On January 23, 2018, the Yonays properly availed themselves of their right to recover the copyright to the Story under the sent Paramount a statutory notice of termination under Copyright Act, and then filed it with the Copyright Office.As we have discussed previously on this program, Section 203 of the Copyright Act permits authors (or, if the authors are not alive, their surviving spouses, children or grandchildren, or executors, administrators, personal representatives or trustees) to terminate grants of copyright assignments and licenses that were made on or after January 1, 1978 when certain conditions have been met. Upon the effective date of termination, all rights in the work that were covered by the terminated grant revert to the author, however any derivative work prepared under authority of the grant before its termination may continue to be utilized under the terms of the grant after its termination, but this privilege does not extend to the preparation after the termination of other derivative works based upon the copyrighted work covered by the terminated grant.  The Yonays sued Paramount for copyright infringement claiming that the Top Gun Maverick infringes the Yonay’s right in the original article.

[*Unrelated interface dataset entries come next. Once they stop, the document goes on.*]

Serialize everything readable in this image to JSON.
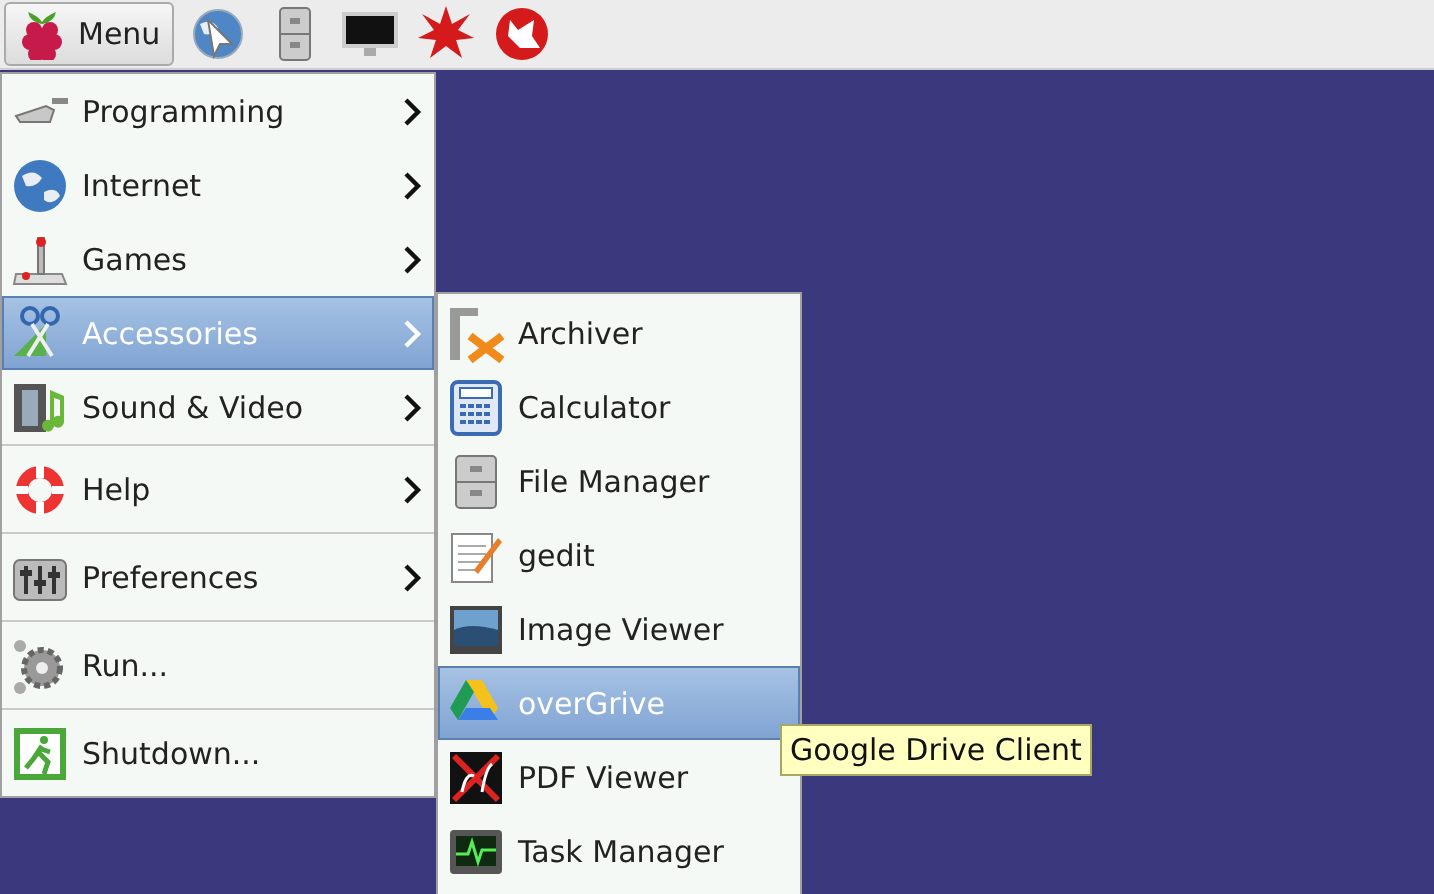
{
  "taskbar": {
    "menu_button": {
      "label": "Menu"
    }
  },
  "main_menu": [
    {
      "label": "Programming",
      "has_submenu": true,
      "selected": false
    },
    {
      "label": "Internet",
      "has_submenu": true,
      "selected": false
    },
    {
      "label": "Games",
      "has_submenu": true,
      "selected": false
    },
    {
      "label": "Accessories",
      "has_submenu": true,
      "selected": true
    },
    {
      "label": "Sound & Video",
      "has_submenu": true,
      "selected": false
    },
    {
      "label": "Help",
      "has_submenu": true,
      "selected": false
    },
    {
      "label": "Preferences",
      "has_submenu": true,
      "selected": false
    },
    {
      "label": "Run...",
      "has_submenu": false,
      "selected": false
    },
    {
      "label": "Shutdown...",
      "has_submenu": false,
      "selected": false
    }
  ],
  "submenu": [
    {
      "label": "Archiver",
      "selected": false
    },
    {
      "label": "Calculator",
      "selected": false
    },
    {
      "label": "File Manager",
      "selected": false
    },
    {
      "label": "gedit",
      "selected": false
    },
    {
      "label": "Image Viewer",
      "selected": false
    },
    {
      "label": "overGrive",
      "selected": true
    },
    {
      "label": "PDF Viewer",
      "selected": false
    },
    {
      "label": "Task Manager",
      "selected": false
    }
  ],
  "tooltip": {
    "text": "Google Drive Client"
  }
}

Scott:



When we previously reported on the complaint, we stated our belief that is case is going to be about whether Maverick is actually a derivative of the article, and, more interestingly, would Maverick even infringe the article given that the article is not a work of fiction but rather a factual work.  It seems that Paramount agrees.

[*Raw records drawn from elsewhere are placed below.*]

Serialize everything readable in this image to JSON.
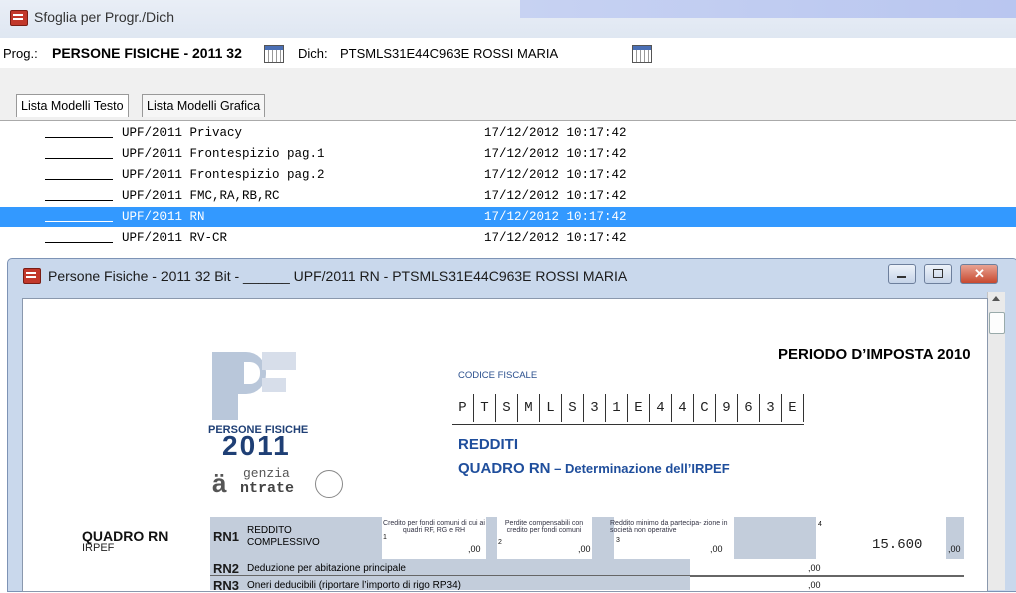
{
  "outer_window": {
    "title": "Sfoglia per Progr./Dich"
  },
  "info_bar": {
    "prog_label": "Prog.:",
    "prog_value": "PERSONE FISICHE - 2011 32",
    "dich_label": "Dich:",
    "dich_value": "PTSMLS31E44C963E ROSSI MARIA"
  },
  "tabs": [
    {
      "label": "Lista Modelli Testo"
    },
    {
      "label": "Lista Modelli Grafica"
    }
  ],
  "list_rows": [
    {
      "name": "UPF/2011 Privacy",
      "date": "17/12/2012 10:17:42"
    },
    {
      "name": "UPF/2011 Frontespizio pag.1",
      "date": "17/12/2012 10:17:42"
    },
    {
      "name": "UPF/2011 Frontespizio pag.2",
      "date": "17/12/2012 10:17:42"
    },
    {
      "name": "UPF/2011 FMC,RA,RB,RC",
      "date": "17/12/2012 10:17:42"
    },
    {
      "name": "UPF/2011 RN",
      "date": "17/12/2012 10:17:42",
      "selected": true
    },
    {
      "name": "UPF/2011 RV-CR",
      "date": "17/12/2012 10:17:42"
    }
  ],
  "inner_window": {
    "title": "Persone Fisiche - 2011 32 Bit - ______ UPF/2011 RN - PTSMLS31E44C963E ROSSI MARIA"
  },
  "form": {
    "logo_line1": "PERSONE FISICHE",
    "logo_year": "2011",
    "logo_agency_a": "genzia",
    "logo_agency_b": "ntrate",
    "periodo": "PERIODO D’IMPOSTA 2010",
    "codice_label": "CODICE FISCALE",
    "codice_chars": [
      "P",
      "T",
      "S",
      "M",
      "L",
      "S",
      "3",
      "1",
      "E",
      "4",
      "4",
      "C",
      "9",
      "6",
      "3",
      "E"
    ],
    "redditi": "REDDITI",
    "quadro_title": "QUADRO RN",
    "quadro_sub": " – Determinazione dell’IRPEF",
    "side_title": "QUADRO RN",
    "side_sub": "IRPEF",
    "rn1_code": "RN1",
    "rn1_label_a": "REDDITO",
    "rn1_label_b": "COMPLESSIVO",
    "rn1_col1": "Credito per fondi comuni di cui ai quadri RF, RG e RH",
    "rn1_col2": "Perdite compensabili con credito per fondi comuni",
    "rn1_col3": "Reddito minimo da partecipa- zione in società non operative",
    "rn1_n1": "1",
    "rn1_n2": "2",
    "rn1_n3": "3",
    "rn1_n4": "4",
    "zero": ",00",
    "rn1_total": "15.600",
    "rn2_code": "RN2",
    "rn2_label": "Deduzione per abitazione principale",
    "rn3_code": "RN3",
    "rn3_label": "Oneri deducibili (riportare l’importo di rigo RP34)"
  },
  "colors": {
    "selection": "#3399ff",
    "form_blue": "#1f4e9c",
    "form_grey": "#c3cddb"
  }
}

Josh:



In its motion to dismiss Paramount correctly argues that in order to state a claim for infringement a plaintiff must show substantial similarity between the works’ protected elements.  Determining whether works are substantially similar involves a two-part analysis consisting of the ‘extrinsic test’ and the ‘intrinsic test.’” The extrinsic test “assesses the objective similarities of the two works, focusing only on the protectable elements of the plaintiff’s expression, whereas the intrinsic test “examines an ordinary person’s subjective impressions.  Although a plaintiff must prove both to establish substantial similarity,a finding of substantial similarity under the extrinsic component is a necessary prerequisite to considering the intrinsic component,

7 min

Top Podcasts In Business

People Magic: How to Build a $1M Community
Mighty Networks & Pod People
REAL AF with Andy Frisella
Andy Frisella #100to0
Money Rehab with Nicole Lapin
Money News Network
Habits and Hustle
Jen Cohen and Habit Nest
The Diary Of A CEO with Steven Bartlett
DOAC
Young and Profiting with Hala Taha
Hala Taha | YAP Media Network